I see some similarities in the world of aquatics related to racial discrimination and leisure spaces.
Jim Crow laws in the post-slavery South institutionalized racial separation of leisure spaces. Whites had better parks and swimming pools available, leaving Blacks with inferior facilities, if any. Even in the 21st century, the “colored only” signs may be gone, but racialized spatial relations continue to exist. Generations later, African-American families have few traditions related to swimming pools.
Take a closer look at the “country club” sports like tennis, golf and swimming. I challenge you to actively count how many African-Americans are well known in these sports besides Tiger Woods and Venus & Serena Williams.
The hegemony of institutionalized racism of leisure spaces has possibly left generations of African-Americans without an innate ability to develop values for parks and recreation and, in particular, an affinity for swimming in public pools. S.F. Phillip (2000) in his article, Race and the Pursuit of Happiness, from the Journal of Leisure Research, gave several examples, two of which described how very few African-Americans visit national parks, and conversely, how few Caucasians play basketball in the inner city. He asked if leisure spaces function as societal mechanisms to limit racial contact.
In the modern world, how has institutionalized racism affected the African-American mother who is afraid of water and is unable to teach or articulate the values of water safety to her children?
American swimmer Cullen Jones is trying to change these values. At the 2012 Olympic Games, Jones was the first African-American to win an individual gold medal in swimming. He went on to win another gold and two silver medals. As a young child, he was the victim of a near drowning in a public water park and his grandmother promptly put him into swim lessons.
According to Black Enterprise.com, Jones said, “Thanks to the hard work and research of the University of Memphis and the USA Swimming Foundation’s Make a Splash initiative, we now know that there are 3 major reasons why African Americans don’t swim. The #1 reason is fear, which trumps all other factors; then parental backing and physical appearance.”

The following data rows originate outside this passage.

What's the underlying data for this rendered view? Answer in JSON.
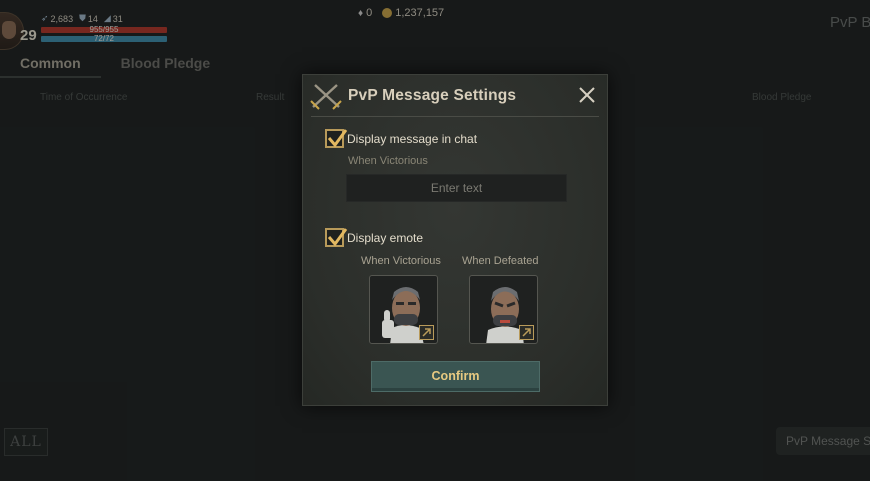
{
  "hud": {
    "level": "29",
    "stat_1": "2,683",
    "stat_2": "14",
    "stat_3": "31",
    "hp": "955/955",
    "mp": "72/72"
  },
  "currency": {
    "item_count": "0",
    "gold": "1,237,157"
  },
  "background": {
    "top_right_title": "PvP B",
    "tabs": [
      "Common",
      "Blood Pledge"
    ],
    "columns": {
      "time": "Time of Occurrence",
      "result": "Result",
      "pledge": "Blood Pledge"
    },
    "all_button": "ALL",
    "bottom_right_button": "PvP Message S"
  },
  "dialog": {
    "title": "PvP Message Settings",
    "chat_checkbox": {
      "label": "Display message in chat",
      "checked": true
    },
    "victorious_label": "When Victorious",
    "victory_message": {
      "value": "",
      "placeholder": "Enter text"
    },
    "emote_checkbox": {
      "label": "Display emote",
      "checked": true
    },
    "emote_victorious_label": "When Victorious",
    "emote_defeated_label": "When Defeated",
    "confirm_label": "Confirm"
  },
  "colors": {
    "accent_gold": "#b89a5a",
    "confirm_bg": "#3a5552",
    "hp": "#b2382c",
    "mp": "#3f8fae"
  }
}
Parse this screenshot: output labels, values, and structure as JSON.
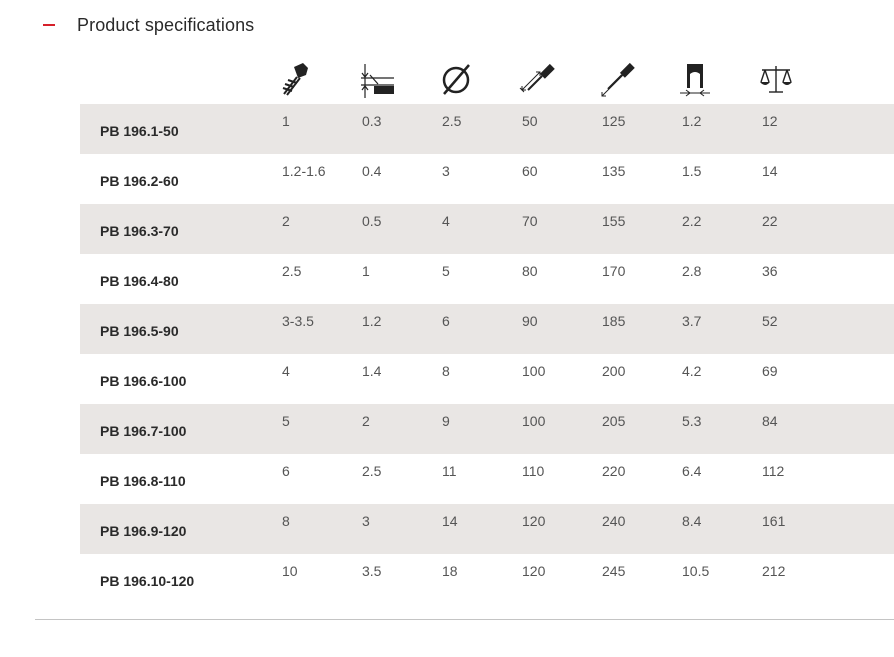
{
  "section": {
    "title": "Product specifications",
    "collapse_icon": "minus-dash-icon",
    "accent_color": "#d6202a"
  },
  "columns": [
    {
      "key": "screw",
      "icon": "screw-icon"
    },
    {
      "key": "slot_thickness",
      "icon": "blade-thickness-icon"
    },
    {
      "key": "diameter",
      "icon": "diameter-icon"
    },
    {
      "key": "blade_length",
      "icon": "blade-length-icon"
    },
    {
      "key": "total_length",
      "icon": "total-length-icon"
    },
    {
      "key": "blade_width",
      "icon": "blade-width-icon"
    },
    {
      "key": "weight",
      "icon": "scale-weight-icon"
    }
  ],
  "rows": [
    {
      "model": "PB 196.1-50",
      "values": [
        "1",
        "0.3",
        "2.5",
        "50",
        "125",
        "1.2",
        "12"
      ]
    },
    {
      "model": "PB 196.2-60",
      "values": [
        "1.2-1.6",
        "0.4",
        "3",
        "60",
        "135",
        "1.5",
        "14"
      ]
    },
    {
      "model": "PB 196.3-70",
      "values": [
        "2",
        "0.5",
        "4",
        "70",
        "155",
        "2.2",
        "22"
      ]
    },
    {
      "model": "PB 196.4-80",
      "values": [
        "2.5",
        "1",
        "5",
        "80",
        "170",
        "2.8",
        "36"
      ]
    },
    {
      "model": "PB 196.5-90",
      "values": [
        "3-3.5",
        "1.2",
        "6",
        "90",
        "185",
        "3.7",
        "52"
      ]
    },
    {
      "model": "PB 196.6-100",
      "values": [
        "4",
        "1.4",
        "8",
        "100",
        "200",
        "4.2",
        "69"
      ]
    },
    {
      "model": "PB 196.7-100",
      "values": [
        "5",
        "2",
        "9",
        "100",
        "205",
        "5.3",
        "84"
      ]
    },
    {
      "model": "PB 196.8-110",
      "values": [
        "6",
        "2.5",
        "11",
        "110",
        "220",
        "6.4",
        "112"
      ]
    },
    {
      "model": "PB 196.9-120",
      "values": [
        "8",
        "3",
        "14",
        "120",
        "240",
        "8.4",
        "161"
      ]
    },
    {
      "model": "PB 196.10-120",
      "values": [
        "10",
        "3.5",
        "18",
        "120",
        "245",
        "10.5",
        "212"
      ]
    }
  ],
  "colors": {
    "row_shade": "#e9e6e4",
    "text": "#555555",
    "model_text": "#2a2a2a",
    "rule": "#c4c4c4"
  }
}
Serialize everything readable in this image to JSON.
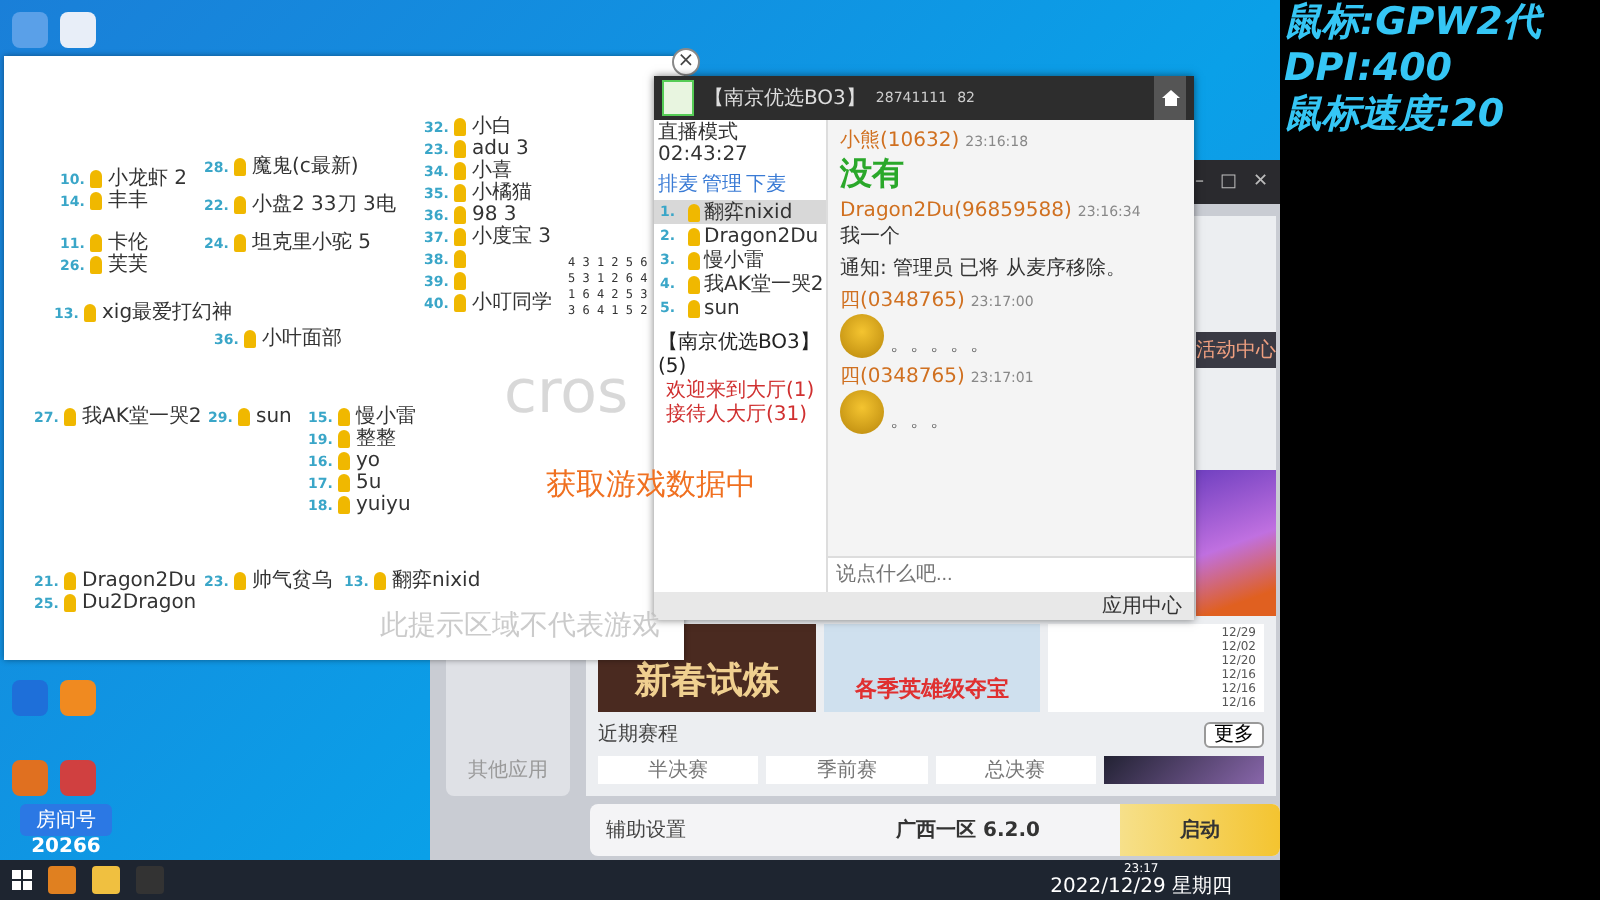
{
  "stream_overlay": {
    "lines": [
      "鼠标:GPW2代",
      "DPI:400",
      "鼠标速度:20"
    ],
    "room_label": "房间号",
    "room_number": "20266",
    "watermark": "cros",
    "loading_text": "获取游戏数据中",
    "notice": "此提示区域不代表游戏"
  },
  "board": {
    "groups": [
      {
        "entries": [
          {
            "number": "10.",
            "name": "小龙虾 2"
          },
          {
            "number": "14.",
            "name": "丰丰"
          }
        ]
      },
      {
        "entries": [
          {
            "number": "11.",
            "name": "卡伦"
          },
          {
            "number": "26.",
            "name": "芙芙"
          }
        ]
      },
      {
        "entries": [
          {
            "number": "13.",
            "name": "xig最爱打幻神"
          }
        ]
      },
      {
        "entries": [
          {
            "number": "28.",
            "name": "魔鬼(c最新)"
          }
        ]
      },
      {
        "entries": [
          {
            "number": "22.",
            "name": "小盘2 33刀 3电"
          }
        ]
      },
      {
        "entries": [
          {
            "number": "24.",
            "name": "坦克里小驼 5"
          }
        ]
      },
      {
        "entries": [
          {
            "number": "36.",
            "name": "小叶面部"
          }
        ]
      },
      {
        "entries": [
          {
            "number": "32.",
            "name": "小白"
          },
          {
            "number": "23.",
            "name": "adu 3"
          },
          {
            "number": "34.",
            "name": "小喜"
          },
          {
            "number": "35.",
            "name": "小橘猫"
          },
          {
            "number": "36.",
            "name": "98 3"
          },
          {
            "number": "37.",
            "name": "小度宝 3"
          },
          {
            "number": "38."
          },
          {
            "number": "39."
          },
          {
            "number": "40.",
            "name": "小叮同学"
          }
        ]
      },
      {
        "entries": [
          {
            "number": "27.",
            "name": "我AK堂一哭2"
          }
        ]
      },
      {
        "entries": [
          {
            "number": "29.",
            "name": "sun"
          }
        ]
      },
      {
        "entries": [
          {
            "number": "15.",
            "name": "慢小雷"
          },
          {
            "number": "19.",
            "name": "整整"
          },
          {
            "number": "16.",
            "name": "yo"
          },
          {
            "number": "17.",
            "name": "5u"
          },
          {
            "number": "18.",
            "name": "yuiyu"
          }
        ]
      },
      {
        "entries": [
          {
            "number": "21.",
            "name": "Dragon2Du"
          },
          {
            "number": "25.",
            "name": "Du2Dragon"
          }
        ]
      },
      {
        "entries": [
          {
            "number": "23.",
            "name": "帅气贫乌"
          }
        ]
      },
      {
        "entries": [
          {
            "number": "13.",
            "name": "翻弈nixid"
          }
        ]
      }
    ],
    "grid_rows": [
      "4 3 1 2 5 6",
      "5 3 1 2 6 4",
      "1 6 4 2 5 3",
      "3 6 4 1 5 2"
    ],
    "close": "×"
  },
  "chat": {
    "title": "【南京优选BO3】",
    "room_id": "28741111",
    "online": "82",
    "mode": "直播模式 02:43:27",
    "mode_actions": [
      "排麦",
      "管理",
      "下麦"
    ],
    "mic_queue": [
      {
        "number": "1.",
        "name": "翻弈nixid",
        "selected": true
      },
      {
        "number": "2.",
        "name": "Dragon2Du",
        "selected": false
      },
      {
        "number": "3.",
        "name": "慢小雷",
        "selected": false
      },
      {
        "number": "4.",
        "name": "我AK堂一哭2",
        "selected": false
      },
      {
        "number": "5.",
        "name": "sun",
        "selected": false
      }
    ],
    "channels": [
      {
        "name": "【南京优选BO3】(5)",
        "children": [
          {
            "name": "欢迎来到大厅(1)"
          },
          {
            "name": "接待人大厅(31)"
          }
        ]
      }
    ],
    "messages": [
      {
        "kind": "text",
        "sender": "小熊(10632)",
        "time": "23:16:18",
        "text": "没有",
        "big": true
      },
      {
        "kind": "text",
        "sender": "Dragon2Du(96859588)",
        "time": "23:16:34",
        "text": "我一个",
        "big": false
      },
      {
        "kind": "notice",
        "text": "通知: 管理员 已将 从麦序移除。"
      },
      {
        "kind": "sticker",
        "sender": "四(0348765)",
        "time": "23:17:00",
        "text": "。。。。。"
      },
      {
        "kind": "sticker",
        "sender": "四(0348765)",
        "time": "23:17:01",
        "text": "。。。"
      }
    ],
    "input_placeholder": "说点什么吧...",
    "app_center": "应用中心"
  },
  "launcher": {
    "window_controls": [
      "–",
      "□",
      "✕"
    ],
    "activity": "活动中心",
    "banners": [
      "新春试炼",
      "各季英雄级夺宝"
    ],
    "news_dates": [
      "12/29",
      "12/02",
      "12/20",
      "12/16",
      "12/16",
      "12/16"
    ],
    "schedule_title": "近期赛程",
    "more": "更多",
    "matches": [
      "半决赛",
      "季前赛",
      "总决赛"
    ],
    "assist": "辅助设置",
    "server": "广西一区 6.2.0",
    "start": "启动",
    "other_apps": "其他应用"
  },
  "taskbar": {
    "time": "23:17",
    "date": "2022/12/29 星期四"
  }
}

Another article stated, “there is no question that not knowing how to swim contributes to the deaths of minority children who drown in pools and in natural bodies of water such as lakes, streams or the ocean. The focus is on minority children because the data show they are most at risk for drowning. It’s a cultural issue, because many of the African-American and Hispanic children have parents and grandparents who never learned to swim.”
In my own professional experience, I have seen how few African-Americans pursue jobs as lifeguards, let alone participate in competitive swimming. Out of 300,000 people who visit the swimming pools annually, roughly 25% of visitors are African-American. One year, out of 140 lifeguard staff, only 13 were classified as Latino, Asian or Black. In the 14 years while I was the director, I was only able to hire four, qualified African-American Pool Managers.
Cullen Jones’ Make a Splash Initiative provides important leisure education and swim lessons to families from diverse ethnic backgrounds. The safety commission is working with the YMCA, the American Red Cross, public schools and other community organizations to boost access to free swimming lessons.
What else can families do? Citizens in many local park districts are voting to tax themselves to provide more funds for public safety and general funded recreation programs, including aquatics. Sign your children up for swim lessons, swim team programs and junior lifeguard programs. Encourage your teens to become lifeguards for a worthwhile and decent-paying summer job.
With access to free and low-cost swimming programs, children from all ethnic backgrounds can learn to swim and eventually become lifeguards. Perhaps they can be the new role models to other children who attend swimming pools.